======== DATASET ENTRIES

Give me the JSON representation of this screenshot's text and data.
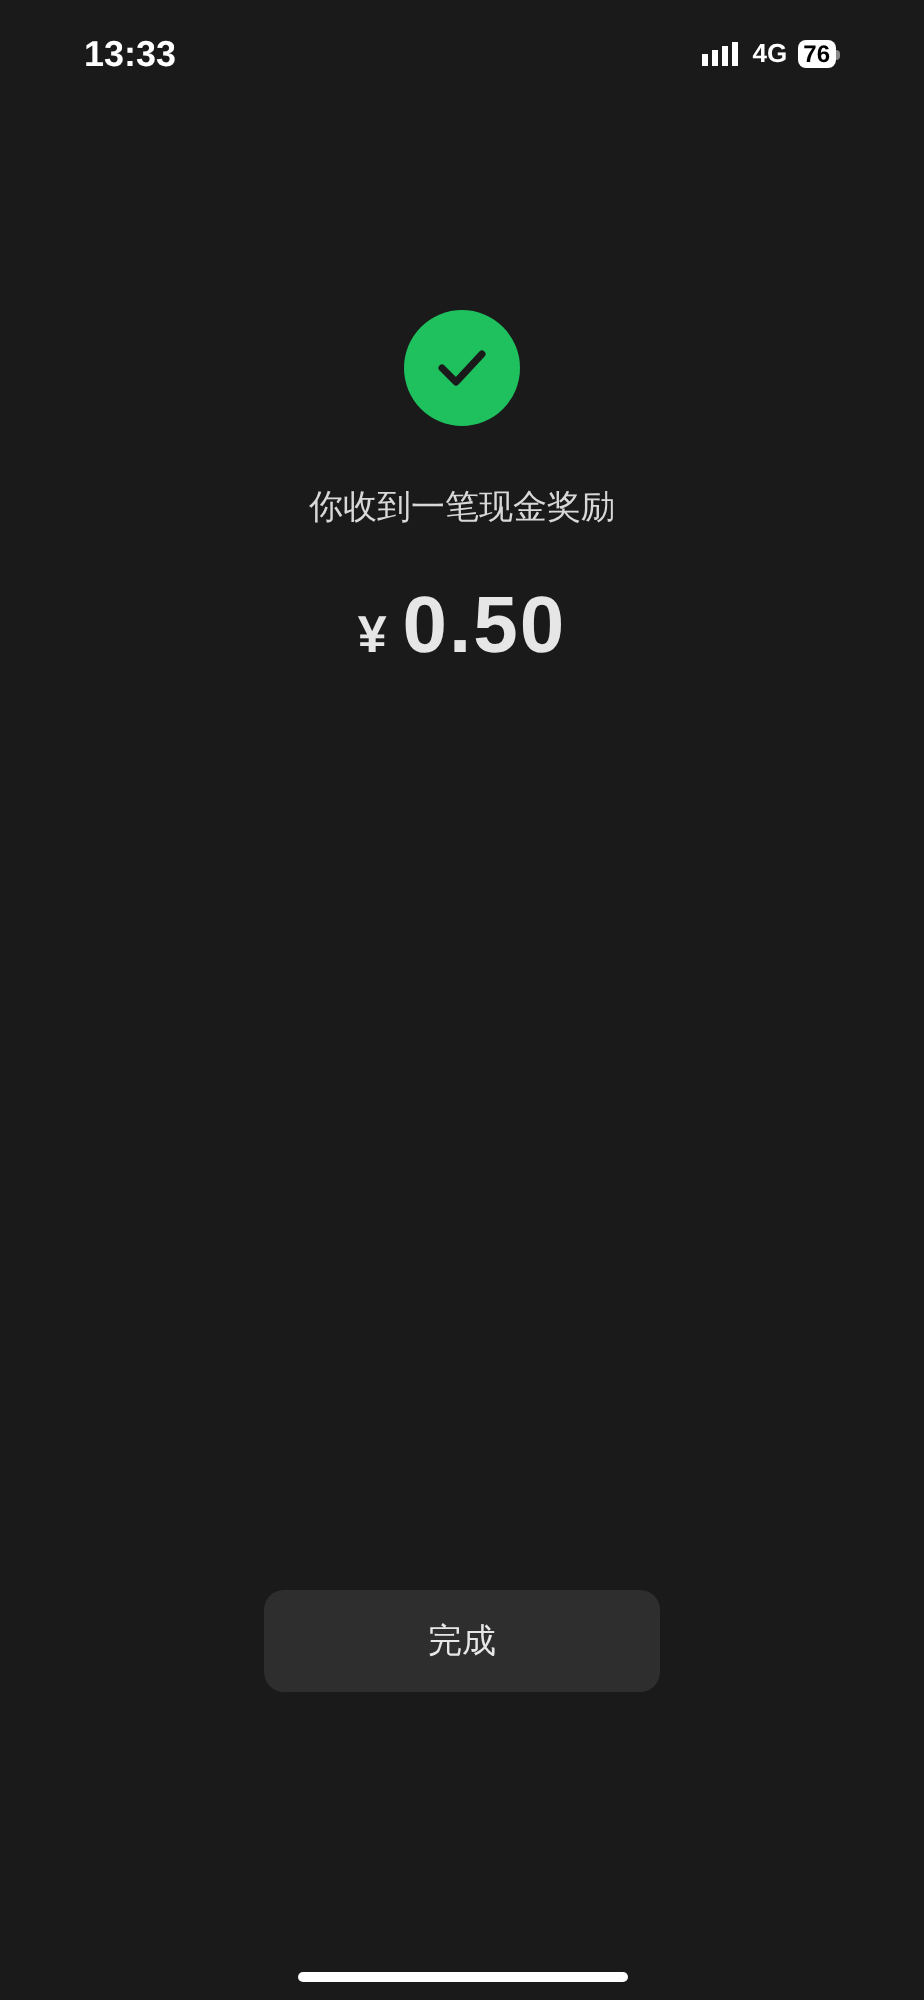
{
  "status_bar": {
    "time": "13:33",
    "network": "4G",
    "battery": "76"
  },
  "result": {
    "message": "你收到一笔现金奖励",
    "currency": "¥",
    "amount": "0.50"
  },
  "done_button": {
    "label": "完成"
  }
}
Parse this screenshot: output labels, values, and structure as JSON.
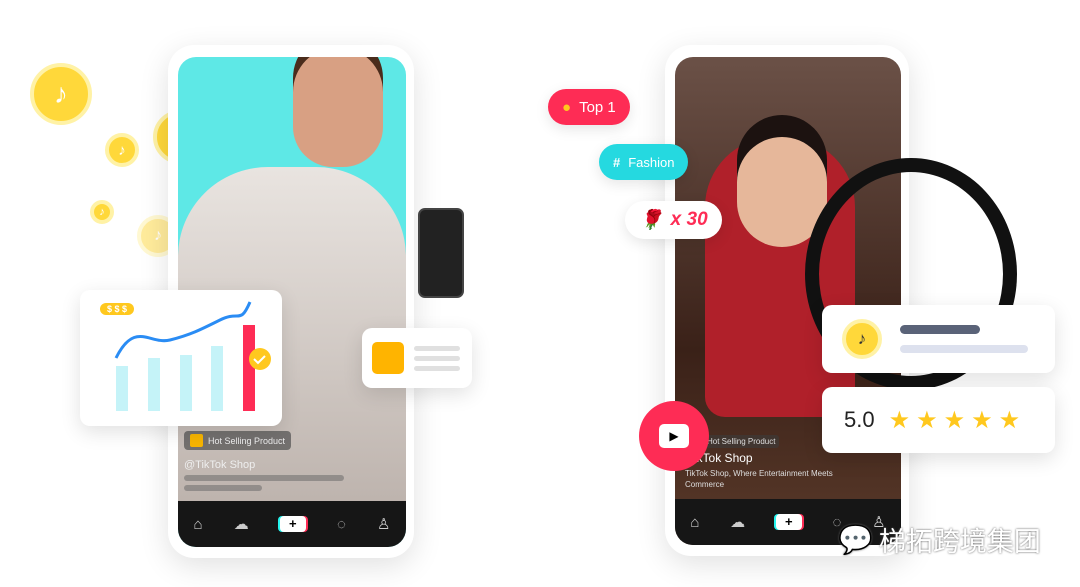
{
  "left_phone": {
    "badge": "Hot Selling Product",
    "handle": "@TikTok Shop",
    "chart_badge": "$ $ $"
  },
  "right_phone": {
    "badge": "Hot Selling Product",
    "title": "TikTok Shop",
    "subtitle": "TikTok Shop, Where Entertainment Meets Commerce"
  },
  "pills": {
    "top": "Top 1",
    "fashion": "Fashion",
    "gift_count": "x 30"
  },
  "rating": {
    "value": "5.0",
    "stars": 5
  },
  "watermark": "梯拓跨境集团",
  "colors": {
    "red": "#fe2c55",
    "teal": "#25d9e0",
    "yellow": "#ffd83a"
  }
}
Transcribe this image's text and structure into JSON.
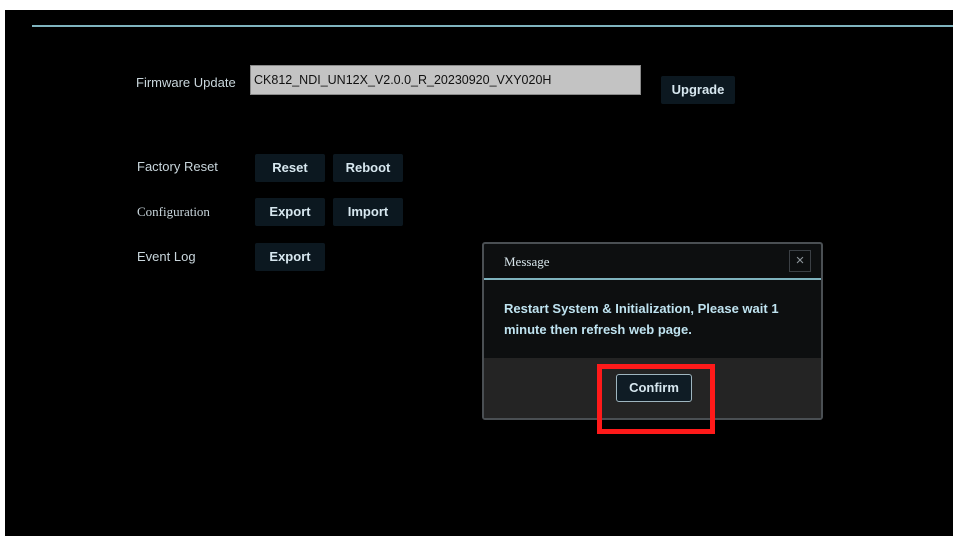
{
  "firmware_update": {
    "label": "Firmware Update",
    "file_value": "CK812_NDI_UN12X_V2.0.0_R_20230920_VXY020H",
    "upgrade_label": "Upgrade"
  },
  "factory_reset": {
    "label": "Factory Reset",
    "reset_label": "Reset",
    "reboot_label": "Reboot"
  },
  "configuration": {
    "label": "Configuration",
    "export_label": "Export",
    "import_label": "Import"
  },
  "event_log": {
    "label": "Event Log",
    "export_label": "Export"
  },
  "dialog": {
    "title": "Message",
    "close_icon": "×",
    "message": "Restart System & Initialization, Please wait 1 minute then refresh web page.",
    "confirm_label": "Confirm"
  },
  "colors": {
    "accent": "#7fb3be",
    "background": "#000000",
    "highlight": "#ff1a1a"
  }
}
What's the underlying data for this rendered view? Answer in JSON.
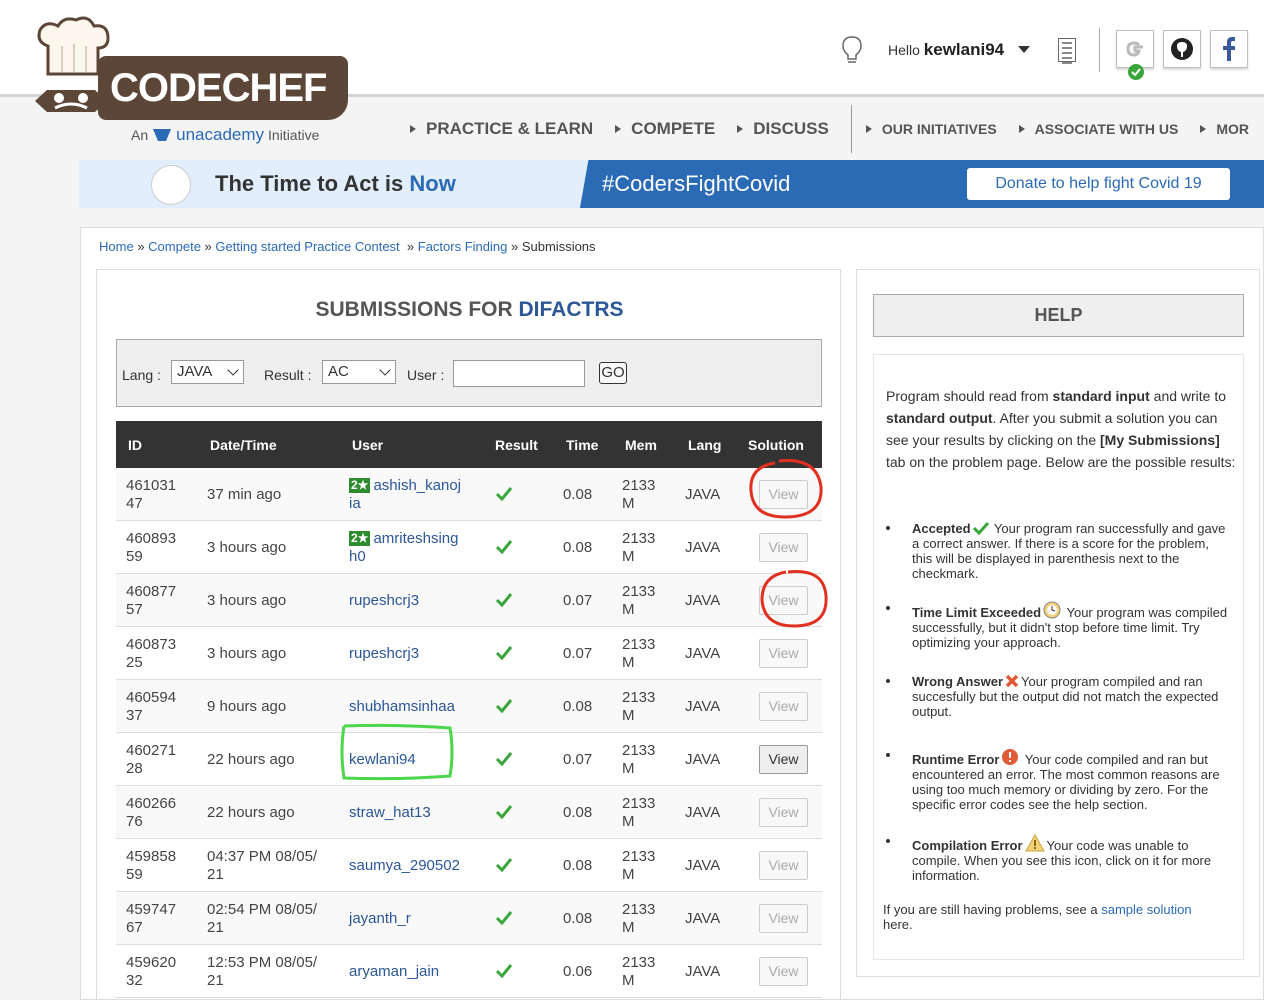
{
  "logo": {
    "wordmark": "CODECHEF",
    "tag_prefix": "An",
    "tag_brand": "unacademy",
    "tag_suffix": "Initiative"
  },
  "header": {
    "hello": "Hello",
    "username": "kewlani94",
    "icons": [
      "lightbulb-icon",
      "document-icon",
      "google-icon",
      "github-icon",
      "facebook-icon"
    ]
  },
  "nav": {
    "items": [
      "PRACTICE & LEARN",
      "COMPETE",
      "DISCUSS",
      "OUR INITIATIVES",
      "ASSOCIATE WITH US",
      "MOR"
    ]
  },
  "banner": {
    "text_a": "The Time to Act is",
    "text_b": "Now",
    "hashtag": "#CodersFightCovid",
    "donate": "Donate to help fight Covid 19"
  },
  "breadcrumb": {
    "home": "Home",
    "compete": "Compete",
    "contest": "Getting started Practice Contest",
    "problem": "Factors Finding",
    "current": "Submissions",
    "sep": "»"
  },
  "submissions": {
    "title_prefix": "SUBMISSIONS FOR",
    "title_code": "DIFACTRS",
    "filter": {
      "lang_label": "Lang :",
      "lang_value": "JAVA",
      "result_label": "Result :",
      "result_value": "AC",
      "user_label": "User :",
      "user_value": "",
      "go": "GO"
    },
    "columns": [
      "ID",
      "Date/Time",
      "User",
      "Result",
      "Time",
      "Mem",
      "Lang",
      "Solution"
    ],
    "rows": [
      {
        "id_a": "461031",
        "id_b": "47",
        "date_a": "37 min ago",
        "date_b": "",
        "badge": "2★",
        "user_a": "ashish_kanoj",
        "user_b": "ia",
        "time": "0.08",
        "mem_a": "2133",
        "mem_b": "M",
        "lang": "JAVA",
        "solution": "View"
      },
      {
        "id_a": "460893",
        "id_b": "59",
        "date_a": "3 hours ago",
        "date_b": "",
        "badge": "2★",
        "user_a": "amriteshsing",
        "user_b": "h0",
        "time": "0.08",
        "mem_a": "2133",
        "mem_b": "M",
        "lang": "JAVA",
        "solution": "View"
      },
      {
        "id_a": "460877",
        "id_b": "57",
        "date_a": "3 hours ago",
        "date_b": "",
        "badge": "",
        "user_a": "rupeshcrj3",
        "user_b": "",
        "time": "0.07",
        "mem_a": "2133",
        "mem_b": "M",
        "lang": "JAVA",
        "solution": "View"
      },
      {
        "id_a": "460873",
        "id_b": "25",
        "date_a": "3 hours ago",
        "date_b": "",
        "badge": "",
        "user_a": "rupeshcrj3",
        "user_b": "",
        "time": "0.07",
        "mem_a": "2133",
        "mem_b": "M",
        "lang": "JAVA",
        "solution": "View"
      },
      {
        "id_a": "460594",
        "id_b": "37",
        "date_a": "9 hours ago",
        "date_b": "",
        "badge": "",
        "user_a": "shubhamsinhaa",
        "user_b": "",
        "time": "0.08",
        "mem_a": "2133",
        "mem_b": "M",
        "lang": "JAVA",
        "solution": "View"
      },
      {
        "id_a": "460271",
        "id_b": "28",
        "date_a": "22 hours ago",
        "date_b": "",
        "badge": "",
        "user_a": "kewlani94",
        "user_b": "",
        "time": "0.07",
        "mem_a": "2133",
        "mem_b": "M",
        "lang": "JAVA",
        "solution": "View"
      },
      {
        "id_a": "460266",
        "id_b": "76",
        "date_a": "22 hours ago",
        "date_b": "",
        "badge": "",
        "user_a": "straw_hat13",
        "user_b": "",
        "time": "0.08",
        "mem_a": "2133",
        "mem_b": "M",
        "lang": "JAVA",
        "solution": "View"
      },
      {
        "id_a": "459858",
        "id_b": "59",
        "date_a": "04:37 PM 08/05/",
        "date_b": "21",
        "badge": "",
        "user_a": "saumya_290502",
        "user_b": "",
        "time": "0.08",
        "mem_a": "2133",
        "mem_b": "M",
        "lang": "JAVA",
        "solution": "View"
      },
      {
        "id_a": "459747",
        "id_b": "67",
        "date_a": "02:54 PM 08/05/",
        "date_b": "21",
        "badge": "",
        "user_a": "jayanth_r",
        "user_b": "",
        "time": "0.08",
        "mem_a": "2133",
        "mem_b": "M",
        "lang": "JAVA",
        "solution": "View"
      },
      {
        "id_a": "459620",
        "id_b": "32",
        "date_a": "12:53 PM 08/05/",
        "date_b": "21",
        "badge": "",
        "user_a": "aryaman_jain",
        "user_b": "",
        "time": "0.06",
        "mem_a": "2133",
        "mem_b": "M",
        "lang": "JAVA",
        "solution": "View"
      }
    ]
  },
  "help": {
    "title": "HELP",
    "intro_1": "Program should read from",
    "intro_b1": "standard input",
    "intro_2": "and write to",
    "intro_b2": "standard output",
    "intro_3": ". After you submit a solution you can see your results by clicking on the",
    "intro_b3": "[My Submissions]",
    "intro_4": "tab on the problem page. Below are the possible results:",
    "items": [
      {
        "name": "Accepted",
        "text": "Your program ran successfully and gave a correct answer. If there is a score for the problem, this will be displayed in parenthesis next to the checkmark."
      },
      {
        "name": "Time Limit Exceeded",
        "text": "Your program was compiled successfully, but it didn't stop before time limit. Try optimizing your approach."
      },
      {
        "name": "Wrong Answer",
        "text": "Your program compiled and ran succesfully but the output did not match the expected output."
      },
      {
        "name": "Runtime Error",
        "text": "Your code compiled and ran but encountered an error. The most common reasons are using too much memory or dividing by zero. For the specific error codes see the help section."
      },
      {
        "name": "Compilation Error",
        "text": "Your code was unable to compile. When you see this icon, click on it for more information."
      }
    ],
    "foot_a": "If you are still having problems, see a",
    "foot_link": "sample solution",
    "foot_b": "here."
  },
  "colors": {
    "accent": "#2b6ab5",
    "brand_brown": "#5b4638",
    "header_dark": "#333333",
    "check_green": "#3aa53a",
    "annotation_red": "#e03020",
    "annotation_green": "#4cd64c"
  }
}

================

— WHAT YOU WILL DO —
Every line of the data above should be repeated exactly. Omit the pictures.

— EXPECTED OUTPUT —
Give me the JSON representation of this screenshot's text and data.
{
  "status_bar": {
    "time": "13:33",
    "network": "4G",
    "battery": "76"
  },
  "result": {
    "message": "你收到一笔现金奖励",
    "currency": "¥",
    "amount": "0.50"
  },
  "done_button": {
    "label": "完成"
  }
}
Parse this screenshot: output labels, values, and structure as JSON.
{
  "left_phone": {
    "badge": "Hot Selling Product",
    "handle": "@TikTok Shop",
    "chart_badge": "$ $ $"
  },
  "right_phone": {
    "badge": "Hot Selling Product",
    "title": "TikTok Shop",
    "subtitle": "TikTok Shop, Where Entertainment Meets Commerce"
  },
  "pills": {
    "top": "Top 1",
    "fashion": "Fashion",
    "gift_count": "x 30"
  },
  "rating": {
    "value": "5.0",
    "stars": 5
  },
  "watermark": "梯拓跨境集团",
  "colors": {
    "red": "#fe2c55",
    "teal": "#25d9e0",
    "yellow": "#ffd83a"
  }
}
Transcribe this image's text and structure into JSON.
{
  "firmware_update": {
    "label": "Firmware Update",
    "file_value": "CK812_NDI_UN12X_V2.0.0_R_20230920_VXY020H",
    "upgrade_label": "Upgrade"
  },
  "factory_reset": {
    "label": "Factory Reset",
    "reset_label": "Reset",
    "reboot_label": "Reboot"
  },
  "configuration": {
    "label": "Configuration",
    "export_label": "Export",
    "import_label": "Import"
  },
  "event_log": {
    "label": "Event Log",
    "export_label": "Export"
  },
  "dialog": {
    "title": "Message",
    "close_icon": "×",
    "message": "Restart System & Initialization, Please wait 1 minute then refresh web page.",
    "confirm_label": "Confirm"
  },
  "colors": {
    "accent": "#7fb3be",
    "background": "#000000",
    "highlight": "#ff1a1a"
  }
}
What's the underlying data for this rendered view? Answer in JSON.
{
  "logo": {
    "wordmark": "CODECHEF",
    "tag_prefix": "An",
    "tag_brand": "unacademy",
    "tag_suffix": "Initiative"
  },
  "header": {
    "hello": "Hello",
    "username": "kewlani94",
    "icons": [
      "lightbulb-icon",
      "document-icon",
      "google-icon",
      "github-icon",
      "facebook-icon"
    ]
  },
  "nav": {
    "items": [
      "PRACTICE & LEARN",
      "COMPETE",
      "DISCUSS",
      "OUR INITIATIVES",
      "ASSOCIATE WITH US",
      "MOR"
    ]
  },
  "banner": {
    "text_a": "The Time to Act is",
    "text_b": "Now",
    "hashtag": "#CodersFightCovid",
    "donate": "Donate to help fight Covid 19"
  },
  "breadcrumb": {
    "home": "Home",
    "compete": "Compete",
    "contest": "Getting started Practice Contest",
    "problem": "Factors Finding",
    "current": "Submissions",
    "sep": "»"
  },
  "submissions": {
    "title_prefix": "SUBMISSIONS FOR",
    "title_code": "DIFACTRS",
    "filter": {
      "lang_label": "Lang :",
      "lang_value": "JAVA",
      "result_label": "Result :",
      "result_value": "AC",
      "user_label": "User :",
      "user_value": "",
      "go": "GO"
    },
    "columns": [
      "ID",
      "Date/Time",
      "User",
      "Result",
      "Time",
      "Mem",
      "Lang",
      "Solution"
    ],
    "rows": [
      {
        "id_a": "461031",
        "id_b": "47",
        "date_a": "37 min ago",
        "date_b": "",
        "badge": "2★",
        "user_a": "ashish_kanoj",
        "user_b": "ia",
        "time": "0.08",
        "mem_a": "2133",
        "mem_b": "M",
        "lang": "JAVA",
        "solution": "View"
      },
      {
        "id_a": "460893",
        "id_b": "59",
        "date_a": "3 hours ago",
        "date_b": "",
        "badge": "2★",
        "user_a": "amriteshsing",
        "user_b": "h0",
        "time": "0.08",
        "mem_a": "2133",
        "mem_b": "M",
        "lang": "JAVA",
        "solution": "View"
      },
      {
        "id_a": "460877",
        "id_b": "57",
        "date_a": "3 hours ago",
        "date_b": "",
        "badge": "",
        "user_a": "rupeshcrj3",
        "user_b": "",
        "time": "0.07",
        "mem_a": "2133",
        "mem_b": "M",
        "lang": "JAVA",
        "solution": "View"
      },
      {
        "id_a": "460873",
        "id_b": "25",
        "date_a": "3 hours ago",
        "date_b": "",
        "badge": "",
        "user_a": "rupeshcrj3",
        "user_b": "",
        "time": "0.07",
        "mem_a": "2133",
        "mem_b": "M",
        "lang": "JAVA",
        "solution": "View"
      },
      {
        "id_a": "460594",
        "id_b": "37",
        "date_a": "9 hours ago",
        "date_b": "",
        "badge": "",
        "user_a": "shubhamsinhaa",
        "user_b": "",
        "time": "0.08",
        "mem_a": "2133",
        "mem_b": "M",
        "lang": "JAVA",
        "solution": "View"
      },
      {
        "id_a": "460271",
        "id_b": "28",
        "date_a": "22 hours ago",
        "date_b": "",
        "badge": "",
        "user_a": "kewlani94",
        "user_b": "",
        "time": "0.07",
        "mem_a": "2133",
        "mem_b": "M",
        "lang": "JAVA",
        "solution": "View"
      },
      {
        "id_a": "460266",
        "id_b": "76",
        "date_a": "22 hours ago",
        "date_b": "",
        "badge": "",
        "user_a": "straw_hat13",
        "user_b": "",
        "time": "0.08",
        "mem_a": "2133",
        "mem_b": "M",
        "lang": "JAVA",
        "solution": "View"
      },
      {
        "id_a": "459858",
        "id_b": "59",
        "date_a": "04:37 PM 08/05/",
        "date_b": "21",
        "badge": "",
        "user_a": "saumya_290502",
        "user_b": "",
        "time": "0.08",
        "mem_a": "2133",
        "mem_b": "M",
        "lang": "JAVA",
        "solution": "View"
      },
      {
        "id_a": "459747",
        "id_b": "67",
        "date_a": "02:54 PM 08/05/",
        "date_b": "21",
        "badge": "",
        "user_a": "jayanth_r",
        "user_b": "",
        "time": "0.08",
        "mem_a": "2133",
        "mem_b": "M",
        "lang": "JAVA",
        "solution": "View"
      },
      {
        "id_a": "459620",
        "id_b": "32",
        "date_a": "12:53 PM 08/05/",
        "date_b": "21",
        "badge": "",
        "user_a": "aryaman_jain",
        "user_b": "",
        "time": "0.06",
        "mem_a": "2133",
        "mem_b": "M",
        "lang": "JAVA",
        "solution": "View"
      }
    ]
  },
  "help": {
    "title": "HELP",
    "intro_1": "Program should read from",
    "intro_b1": "standard input",
    "intro_2": "and write to",
    "intro_b2": "standard output",
    "intro_3": ". After you submit a solution you can see your results by clicking on the",
    "intro_b3": "[My Submissions]",
    "intro_4": "tab on the problem page. Below are the possible results:",
    "items": [
      {
        "name": "Accepted",
        "text": "Your program ran successfully and gave a correct answer. If there is a score for the problem, this will be displayed in parenthesis next to the checkmark."
      },
      {
        "name": "Time Limit Exceeded",
        "text": "Your program was compiled successfully, but it didn't stop before time limit. Try optimizing your approach."
      },
      {
        "name": "Wrong Answer",
        "text": "Your program compiled and ran succesfully but the output did not match the expected output."
      },
      {
        "name": "Runtime Error",
        "text": "Your code compiled and ran but encountered an error. The most common reasons are using too much memory or dividing by zero. For the specific error codes see the help section."
      },
      {
        "name": "Compilation Error",
        "text": "Your code was unable to compile. When you see this icon, click on it for more information."
      }
    ],
    "foot_a": "If you are still having problems, see a",
    "foot_link": "sample solution",
    "foot_b": "here."
  },
  "colors": {
    "accent": "#2b6ab5",
    "brand_brown": "#5b4638",
    "header_dark": "#333333",
    "check_green": "#3aa53a",
    "annotation_red": "#e03020",
    "annotation_green": "#4cd64c"
  }
}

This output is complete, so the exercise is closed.